**Task item:** Entries must be copied exactly, with nothing left out.
****************************************
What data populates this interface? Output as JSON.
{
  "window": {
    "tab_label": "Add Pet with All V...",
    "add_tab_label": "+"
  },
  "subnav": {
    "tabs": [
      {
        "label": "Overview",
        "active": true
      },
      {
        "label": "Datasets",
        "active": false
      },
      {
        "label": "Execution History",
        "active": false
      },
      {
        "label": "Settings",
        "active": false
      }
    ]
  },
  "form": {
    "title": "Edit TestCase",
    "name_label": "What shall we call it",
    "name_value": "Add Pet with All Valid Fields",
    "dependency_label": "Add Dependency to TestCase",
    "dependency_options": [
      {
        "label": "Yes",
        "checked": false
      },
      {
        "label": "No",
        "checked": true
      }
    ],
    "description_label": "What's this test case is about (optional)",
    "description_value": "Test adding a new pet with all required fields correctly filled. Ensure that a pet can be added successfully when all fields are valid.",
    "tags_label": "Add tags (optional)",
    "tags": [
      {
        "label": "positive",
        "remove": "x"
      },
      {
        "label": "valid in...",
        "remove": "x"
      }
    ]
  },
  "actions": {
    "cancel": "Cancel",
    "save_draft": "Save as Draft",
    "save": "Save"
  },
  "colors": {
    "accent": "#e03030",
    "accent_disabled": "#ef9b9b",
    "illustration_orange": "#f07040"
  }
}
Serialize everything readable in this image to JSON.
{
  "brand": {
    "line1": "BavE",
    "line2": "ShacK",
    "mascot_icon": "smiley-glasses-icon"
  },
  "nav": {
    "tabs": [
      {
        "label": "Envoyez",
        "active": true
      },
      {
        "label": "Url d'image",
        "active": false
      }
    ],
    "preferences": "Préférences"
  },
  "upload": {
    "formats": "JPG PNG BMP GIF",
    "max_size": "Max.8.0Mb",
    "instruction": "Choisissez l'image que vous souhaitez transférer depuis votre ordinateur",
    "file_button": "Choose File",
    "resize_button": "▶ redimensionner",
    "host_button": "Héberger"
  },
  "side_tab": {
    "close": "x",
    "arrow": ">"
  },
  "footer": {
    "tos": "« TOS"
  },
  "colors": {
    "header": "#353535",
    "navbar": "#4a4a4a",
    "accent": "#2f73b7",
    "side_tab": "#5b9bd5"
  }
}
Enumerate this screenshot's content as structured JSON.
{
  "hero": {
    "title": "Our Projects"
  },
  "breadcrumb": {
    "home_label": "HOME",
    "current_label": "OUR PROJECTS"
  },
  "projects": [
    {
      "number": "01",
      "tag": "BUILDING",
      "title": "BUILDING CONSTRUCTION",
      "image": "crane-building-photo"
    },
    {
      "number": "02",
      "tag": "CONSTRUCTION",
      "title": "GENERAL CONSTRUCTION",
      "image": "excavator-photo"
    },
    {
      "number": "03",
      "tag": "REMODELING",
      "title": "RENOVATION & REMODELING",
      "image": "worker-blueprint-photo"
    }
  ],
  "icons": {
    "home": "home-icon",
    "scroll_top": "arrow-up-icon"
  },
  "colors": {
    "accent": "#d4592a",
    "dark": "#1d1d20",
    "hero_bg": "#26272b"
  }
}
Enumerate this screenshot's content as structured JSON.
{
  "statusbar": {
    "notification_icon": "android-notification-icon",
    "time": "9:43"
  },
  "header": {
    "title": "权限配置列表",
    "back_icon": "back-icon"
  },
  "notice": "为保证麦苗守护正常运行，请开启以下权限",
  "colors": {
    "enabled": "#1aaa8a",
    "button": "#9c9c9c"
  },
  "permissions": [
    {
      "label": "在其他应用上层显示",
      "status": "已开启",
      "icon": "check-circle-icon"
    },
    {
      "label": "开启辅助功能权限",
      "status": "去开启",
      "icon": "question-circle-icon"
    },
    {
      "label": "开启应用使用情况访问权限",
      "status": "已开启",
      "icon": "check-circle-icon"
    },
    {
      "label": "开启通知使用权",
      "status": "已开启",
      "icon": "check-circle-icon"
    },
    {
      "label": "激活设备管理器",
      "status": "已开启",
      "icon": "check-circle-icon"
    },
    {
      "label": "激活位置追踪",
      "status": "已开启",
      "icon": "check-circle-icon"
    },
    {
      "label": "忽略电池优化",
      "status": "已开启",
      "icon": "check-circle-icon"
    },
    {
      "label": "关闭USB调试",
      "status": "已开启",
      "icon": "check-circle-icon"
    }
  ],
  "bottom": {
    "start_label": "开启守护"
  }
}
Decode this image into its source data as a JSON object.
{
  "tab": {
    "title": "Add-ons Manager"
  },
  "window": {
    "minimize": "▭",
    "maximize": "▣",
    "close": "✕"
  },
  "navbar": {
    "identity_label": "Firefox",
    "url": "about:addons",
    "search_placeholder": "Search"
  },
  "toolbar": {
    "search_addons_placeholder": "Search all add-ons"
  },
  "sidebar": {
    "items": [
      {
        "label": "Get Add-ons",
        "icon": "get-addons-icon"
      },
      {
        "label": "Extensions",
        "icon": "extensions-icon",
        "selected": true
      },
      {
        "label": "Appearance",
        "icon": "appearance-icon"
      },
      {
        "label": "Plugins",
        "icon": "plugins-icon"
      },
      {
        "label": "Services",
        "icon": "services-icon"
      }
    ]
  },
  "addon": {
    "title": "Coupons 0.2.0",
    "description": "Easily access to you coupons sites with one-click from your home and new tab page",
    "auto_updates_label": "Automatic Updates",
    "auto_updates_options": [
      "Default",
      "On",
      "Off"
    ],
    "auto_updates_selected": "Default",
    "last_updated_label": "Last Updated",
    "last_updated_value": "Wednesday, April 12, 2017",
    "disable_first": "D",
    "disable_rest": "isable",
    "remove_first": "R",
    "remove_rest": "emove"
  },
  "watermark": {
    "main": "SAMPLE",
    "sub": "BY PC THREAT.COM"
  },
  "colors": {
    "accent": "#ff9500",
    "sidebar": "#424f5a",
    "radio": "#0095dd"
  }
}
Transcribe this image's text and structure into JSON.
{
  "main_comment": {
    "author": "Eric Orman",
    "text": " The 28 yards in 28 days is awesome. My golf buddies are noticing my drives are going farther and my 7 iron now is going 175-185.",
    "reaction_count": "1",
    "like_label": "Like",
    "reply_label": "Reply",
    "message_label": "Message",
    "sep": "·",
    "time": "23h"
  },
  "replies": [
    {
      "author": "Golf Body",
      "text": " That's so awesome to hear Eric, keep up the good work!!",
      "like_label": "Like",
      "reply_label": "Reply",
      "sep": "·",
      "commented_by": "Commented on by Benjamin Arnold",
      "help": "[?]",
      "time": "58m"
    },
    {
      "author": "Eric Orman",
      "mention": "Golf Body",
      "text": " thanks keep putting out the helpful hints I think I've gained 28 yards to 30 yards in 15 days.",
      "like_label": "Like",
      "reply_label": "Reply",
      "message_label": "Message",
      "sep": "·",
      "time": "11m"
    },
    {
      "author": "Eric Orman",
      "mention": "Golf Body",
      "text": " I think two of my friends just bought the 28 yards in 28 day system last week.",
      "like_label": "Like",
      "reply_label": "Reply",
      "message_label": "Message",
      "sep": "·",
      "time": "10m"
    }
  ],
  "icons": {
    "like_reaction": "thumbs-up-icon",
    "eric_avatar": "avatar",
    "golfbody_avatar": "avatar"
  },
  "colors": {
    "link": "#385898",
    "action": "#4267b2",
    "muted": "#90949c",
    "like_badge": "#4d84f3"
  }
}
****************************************
**Answer below:**
What data populates this interface? Output as JSON.
{
  "window": {
    "tab_label": "Add Pet with All V...",
    "add_tab_label": "+"
  },
  "subnav": {
    "tabs": [
      {
        "label": "Overview",
        "active": true
      },
      {
        "label": "Datasets",
        "active": false
      },
      {
        "label": "Execution History",
        "active": false
      },
      {
        "label": "Settings",
        "active": false
      }
    ]
  },
  "form": {
    "title": "Edit TestCase",
    "name_label": "What shall we call it",
    "name_value": "Add Pet with All Valid Fields",
    "dependency_label": "Add Dependency to TestCase",
    "dependency_options": [
      {
        "label": "Yes",
        "checked": false
      },
      {
        "label": "No",
        "checked": true
      }
    ],
    "description_label": "What's this test case is about (optional)",
    "description_value": "Test adding a new pet with all required fields correctly filled. Ensure that a pet can be added successfully when all fields are valid.",
    "tags_label": "Add tags (optional)",
    "tags": [
      {
        "label": "positive",
        "remove": "x"
      },
      {
        "label": "valid in...",
        "remove": "x"
      }
    ]
  },
  "actions": {
    "cancel": "Cancel",
    "save_draft": "Save as Draft",
    "save": "Save"
  },
  "colors": {
    "accent": "#e03030",
    "accent_disabled": "#ef9b9b",
    "illustration_orange": "#f07040"
  }
}
Serialize everything readable in this image to JSON.
{
  "brand": {
    "line1": "BavE",
    "line2": "ShacK",
    "mascot_icon": "smiley-glasses-icon"
  },
  "nav": {
    "tabs": [
      {
        "label": "Envoyez",
        "active": true
      },
      {
        "label": "Url d'image",
        "active": false
      }
    ],
    "preferences": "Préférences"
  },
  "upload": {
    "formats": "JPG PNG BMP GIF",
    "max_size": "Max.8.0Mb",
    "instruction": "Choisissez l'image que vous souhaitez transférer depuis votre ordinateur",
    "file_button": "Choose File",
    "resize_button": "▶ redimensionner",
    "host_button": "Héberger"
  },
  "side_tab": {
    "close": "x",
    "arrow": ">"
  },
  "footer": {
    "tos": "« TOS"
  },
  "colors": {
    "header": "#353535",
    "navbar": "#4a4a4a",
    "accent": "#2f73b7",
    "side_tab": "#5b9bd5"
  }
}
Enumerate this screenshot's content as structured JSON.
{
  "hero": {
    "title": "Our Projects"
  },
  "breadcrumb": {
    "home_label": "HOME",
    "current_label": "OUR PROJECTS"
  },
  "projects": [
    {
      "number": "01",
      "tag": "BUILDING",
      "title": "BUILDING CONSTRUCTION",
      "image": "crane-building-photo"
    },
    {
      "number": "02",
      "tag": "CONSTRUCTION",
      "title": "GENERAL CONSTRUCTION",
      "image": "excavator-photo"
    },
    {
      "number": "03",
      "tag": "REMODELING",
      "title": "RENOVATION & REMODELING",
      "image": "worker-blueprint-photo"
    }
  ],
  "icons": {
    "home": "home-icon",
    "scroll_top": "arrow-up-icon"
  },
  "colors": {
    "accent": "#d4592a",
    "dark": "#1d1d20",
    "hero_bg": "#26272b"
  }
}
Enumerate this screenshot's content as structured JSON.
{
  "statusbar": {
    "notification_icon": "android-notification-icon",
    "time": "9:43"
  },
  "header": {
    "title": "权限配置列表",
    "back_icon": "back-icon"
  },
  "notice": "为保证麦苗守护正常运行，请开启以下权限",
  "colors": {
    "enabled": "#1aaa8a",
    "button": "#9c9c9c"
  },
  "permissions": [
    {
      "label": "在其他应用上层显示",
      "status": "已开启",
      "icon": "check-circle-icon"
    },
    {
      "label": "开启辅助功能权限",
      "status": "去开启",
      "icon": "question-circle-icon"
    },
    {
      "label": "开启应用使用情况访问权限",
      "status": "已开启",
      "icon": "check-circle-icon"
    },
    {
      "label": "开启通知使用权",
      "status": "已开启",
      "icon": "check-circle-icon"
    },
    {
      "label": "激活设备管理器",
      "status": "已开启",
      "icon": "check-circle-icon"
    },
    {
      "label": "激活位置追踪",
      "status": "已开启",
      "icon": "check-circle-icon"
    },
    {
      "label": "忽略电池优化",
      "status": "已开启",
      "icon": "check-circle-icon"
    },
    {
      "label": "关闭USB调试",
      "status": "已开启",
      "icon": "check-circle-icon"
    }
  ],
  "bottom": {
    "start_label": "开启守护"
  }
}
Decode this image into its source data as a JSON object.
{
  "tab": {
    "title": "Add-ons Manager"
  },
  "window": {
    "minimize": "▭",
    "maximize": "▣",
    "close": "✕"
  },
  "navbar": {
    "identity_label": "Firefox",
    "url": "about:addons",
    "search_placeholder": "Search"
  },
  "toolbar": {
    "search_addons_placeholder": "Search all add-ons"
  },
  "sidebar": {
    "items": [
      {
        "label": "Get Add-ons",
        "icon": "get-addons-icon"
      },
      {
        "label": "Extensions",
        "icon": "extensions-icon",
        "selected": true
      },
      {
        "label": "Appearance",
        "icon": "appearance-icon"
      },
      {
        "label": "Plugins",
        "icon": "plugins-icon"
      },
      {
        "label": "Services",
        "icon": "services-icon"
      }
    ]
  },
  "addon": {
    "title": "Coupons 0.2.0",
    "description": "Easily access to you coupons sites with one-click from your home and new tab page",
    "auto_updates_label": "Automatic Updates",
    "auto_updates_options": [
      "Default",
      "On",
      "Off"
    ],
    "auto_updates_selected": "Default",
    "last_updated_label": "Last Updated",
    "last_updated_value": "Wednesday, April 12, 2017",
    "disable_first": "D",
    "disable_rest": "isable",
    "remove_first": "R",
    "remove_rest": "emove"
  },
  "watermark": {
    "main": "SAMPLE",
    "sub": "BY PC THREAT.COM"
  },
  "colors": {
    "accent": "#ff9500",
    "sidebar": "#424f5a",
    "radio": "#0095dd"
  }
}
Transcribe this image's text and structure into JSON.
{
  "main_comment": {
    "author": "Eric Orman",
    "text": " The 28 yards in 28 days is awesome. My golf buddies are noticing my drives are going farther and my 7 iron now is going 175-185.",
    "reaction_count": "1",
    "like_label": "Like",
    "reply_label": "Reply",
    "message_label": "Message",
    "sep": "·",
    "time": "23h"
  },
  "replies": [
    {
      "author": "Golf Body",
      "text": " That's so awesome to hear Eric, keep up the good work!!",
      "like_label": "Like",
      "reply_label": "Reply",
      "sep": "·",
      "commented_by": "Commented on by Benjamin Arnold",
      "help": "[?]",
      "time": "58m"
    },
    {
      "author": "Eric Orman",
      "mention": "Golf Body",
      "text": " thanks keep putting out the helpful hints I think I've gained 28 yards to 30 yards in 15 days.",
      "like_label": "Like",
      "reply_label": "Reply",
      "message_label": "Message",
      "sep": "·",
      "time": "11m"
    },
    {
      "author": "Eric Orman",
      "mention": "Golf Body",
      "text": " I think two of my friends just bought the 28 yards in 28 day system last week.",
      "like_label": "Like",
      "reply_label": "Reply",
      "message_label": "Message",
      "sep": "·",
      "time": "10m"
    }
  ],
  "icons": {
    "like_reaction": "thumbs-up-icon",
    "eric_avatar": "avatar",
    "golfbody_avatar": "avatar"
  },
  "colors": {
    "link": "#385898",
    "action": "#4267b2",
    "muted": "#90949c",
    "like_badge": "#4d84f3"
  }
}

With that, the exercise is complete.